*What is required*
In this exercise, each record below is to be written out again exactly.

*Data shown*
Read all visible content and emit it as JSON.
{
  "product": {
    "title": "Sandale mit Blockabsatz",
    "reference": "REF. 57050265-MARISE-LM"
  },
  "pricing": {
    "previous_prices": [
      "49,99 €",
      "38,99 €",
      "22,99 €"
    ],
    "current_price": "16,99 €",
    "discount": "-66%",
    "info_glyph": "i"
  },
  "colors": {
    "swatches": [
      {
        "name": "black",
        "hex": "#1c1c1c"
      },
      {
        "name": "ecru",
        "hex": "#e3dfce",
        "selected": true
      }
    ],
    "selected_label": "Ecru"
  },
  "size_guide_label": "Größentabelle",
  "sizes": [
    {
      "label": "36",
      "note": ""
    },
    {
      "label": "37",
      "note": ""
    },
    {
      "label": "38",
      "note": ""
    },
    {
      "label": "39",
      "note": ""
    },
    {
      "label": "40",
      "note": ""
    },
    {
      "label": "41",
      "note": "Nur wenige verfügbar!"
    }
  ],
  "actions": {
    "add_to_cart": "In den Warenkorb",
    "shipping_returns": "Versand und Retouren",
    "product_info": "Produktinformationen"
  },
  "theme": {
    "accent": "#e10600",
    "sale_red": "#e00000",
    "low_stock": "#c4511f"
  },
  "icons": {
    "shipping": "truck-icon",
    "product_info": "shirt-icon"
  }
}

*Written response*
Read all visible content and emit it as JSON.
{
  "product": {
    "title": "Sandale mit Blockabsatz",
    "reference": "REF. 57050265-MARISE-LM"
  },
  "pricing": {
    "previous_prices": [
      "49,99 €",
      "38,99 €",
      "22,99 €"
    ],
    "current_price": "16,99 €",
    "discount": "-66%",
    "info_glyph": "i"
  },
  "colors": {
    "swatches": [
      {
        "name": "black",
        "hex": "#1c1c1c"
      },
      {
        "name": "ecru",
        "hex": "#e3dfce",
        "selected": true
      }
    ],
    "selected_label": "Ecru"
  },
  "size_guide_label": "Größentabelle",
  "sizes": [
    {
      "label": "36",
      "note": ""
    },
    {
      "label": "37",
      "note": ""
    },
    {
      "label": "38",
      "note": ""
    },
    {
      "label": "39",
      "note": ""
    },
    {
      "label": "40",
      "note": ""
    },
    {
      "label": "41",
      "note": "Nur wenige verfügbar!"
    }
  ],
  "actions": {
    "add_to_cart": "In den Warenkorb",
    "shipping_returns": "Versand und Retouren",
    "product_info": "Produktinformationen"
  },
  "theme": {
    "accent": "#e10600",
    "sale_red": "#e00000",
    "low_stock": "#c4511f"
  },
  "icons": {
    "shipping": "truck-icon",
    "product_info": "shirt-icon"
  }
}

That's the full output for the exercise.